RALEIGH — As time wound down in the Carolina Hurricanes’ 2-1 home loss Sunday to the New York Islanders, there was one overriding feeling: He did it again.
Thomas Greiss, the 10-year veteran manning the net for the Islanders, had his second dominant performance of the young season at PNC Arena, a 2-1 win that looked an awful lot like New York’s 2-1 overtime victory on opening night.
That’s not new for Greiss, who is 7-3-1 with a .925 save percentage in 12 career appearances against Carolina, including a 6-2-1 record since joining the Islanders in 2013.
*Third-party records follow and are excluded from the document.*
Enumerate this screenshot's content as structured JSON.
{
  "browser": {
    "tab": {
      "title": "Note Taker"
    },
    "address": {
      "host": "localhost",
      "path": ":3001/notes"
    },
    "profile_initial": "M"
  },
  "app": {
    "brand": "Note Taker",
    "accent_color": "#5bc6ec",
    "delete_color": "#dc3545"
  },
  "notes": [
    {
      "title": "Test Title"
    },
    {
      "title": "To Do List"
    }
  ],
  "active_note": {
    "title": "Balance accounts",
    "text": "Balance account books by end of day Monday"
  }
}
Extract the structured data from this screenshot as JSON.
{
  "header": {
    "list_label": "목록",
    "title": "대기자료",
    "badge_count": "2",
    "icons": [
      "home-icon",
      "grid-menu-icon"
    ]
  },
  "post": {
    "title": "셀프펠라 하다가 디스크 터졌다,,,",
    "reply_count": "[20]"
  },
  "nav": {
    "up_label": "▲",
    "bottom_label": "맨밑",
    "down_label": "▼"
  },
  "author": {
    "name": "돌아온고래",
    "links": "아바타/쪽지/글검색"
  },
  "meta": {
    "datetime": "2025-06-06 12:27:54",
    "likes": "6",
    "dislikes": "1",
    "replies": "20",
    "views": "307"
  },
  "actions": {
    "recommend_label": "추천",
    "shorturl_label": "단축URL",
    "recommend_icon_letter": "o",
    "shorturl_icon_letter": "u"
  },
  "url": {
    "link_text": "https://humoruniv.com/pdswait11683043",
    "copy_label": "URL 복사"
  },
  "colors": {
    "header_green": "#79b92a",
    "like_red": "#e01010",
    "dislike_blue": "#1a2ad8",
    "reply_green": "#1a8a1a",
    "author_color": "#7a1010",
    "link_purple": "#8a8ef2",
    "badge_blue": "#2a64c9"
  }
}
And those numbers are skewed negatively by the two regulation losses, both from 2017. Greiss allowed 11 goals on 63 shots in just 85:51 of ice time in Carolina wins on Jan. 14 and March 13 of that year, his only regulation losses against the Hurricanes since he joined the Isles. His eight other appearances against the Hurricanes? He’s allowed 12 goals total.
So what makes a player do well against a specific opponent?
“There’s good feelings sometimes coming into buildings you’ve played well in before and teams that you’ve played well against,” Hurricanes center Jordan Staal said. “You know, it’s all mental.”
Hurricanes goalie Petr Mrazek — who has a large enough NHL sample size to analyze — has had particular success against the Predators (6-0, .940 save percentage, 2.00 goals-against average), Senators (5-0-2, .933, 2.07) and, before joining the team, the Hurricanes (6-2, .943, 2.00). On the flip side, he’s 1-9-2 against the Lightning (.858, 3.88) and 2-5-1 when facing the Penguins (.886, 3.93).
So that mojo can work both ways.
“For whatever reason, there were certain buildings that it just never felt right,” Hurricanes goalie coach Mike Bales, who played 23 NHL games in net along with stints in the minors and overseas. “Sometimes, I don’t know, if it’s because you didn’t play well there a couple times and you’re overthinking things when you go in there. Whatever it is, you’re not feeling it there.”
Bales said back in the day when NHL rinks had different dimensions, a goalie playing well regularly against a particular team — or, more specifically, in a certain building — could be attributed to the comfort level he had with the rink layout.
“I think it’s not as much a factor today as it was back in the day when rinks were a little bit different,” he said. “Everything’s pretty standard now with rink size.”
But there are still times when a team will lean on a goalie’s history against an opponent.
“It’s never a deciding factor, but let’s say you have a back-to-back and one guy has a really good history like they had (Sunday),” Bales said of the Islanders’ visit to PNC Arena. “They had the back-to-back and Greiss has obviously had a pretty good history, lately especially, against us. So I’m sure that was a factor in their decision.”
Both Hurricanes coach Rod Brind’Amour and his captain, Justin Williams, tried to talk down Greiss’ recent performance, saying Carolina didn’t play as well as it had in the season opener, therefore Greiss didn’t have to be, as Williams put it, a “world-beater.”
But, as Staal said, it often comes down to what’s between the ears.
“A lot of the game is mental, and you keep telling yourself you’re going to have a good game tonight, odds are hopefully it comes true,” he said.
Look no further than his coach. When asked if he had any opponents or buildings he played particularly well in, Brind’Amour had one pop into his mind.
“I remember the old Forum in L.A. I loved playing in before they put the new one,” Brind’Amour said. “I don’t know why. I just, kind of a neat building. But I don’t know.”
A look at the overall numbers doesn’t tell the whole story — Brind’Amour had four goals and seven assists in 11 games from 1989 to 1999 at the Kings’ old arena.
But a peek at the box score from the Flyers’ visit to Hollywood on Dec. 29, 1992, gives a glimpse into how the mind of a player works. In a 10-2 Philadelphia win, Brind’Amour had three goals and three assists.
Those six points were the most Brind’Amour had in any of 1,484 regular-season games.
Sometimes, all it takes is one game to give a player the confidence that things are going to go right in that building.
“I hope he doesn’t like our building,” Brind’Amour said of Greiss, “but he probably does now.”
He would know.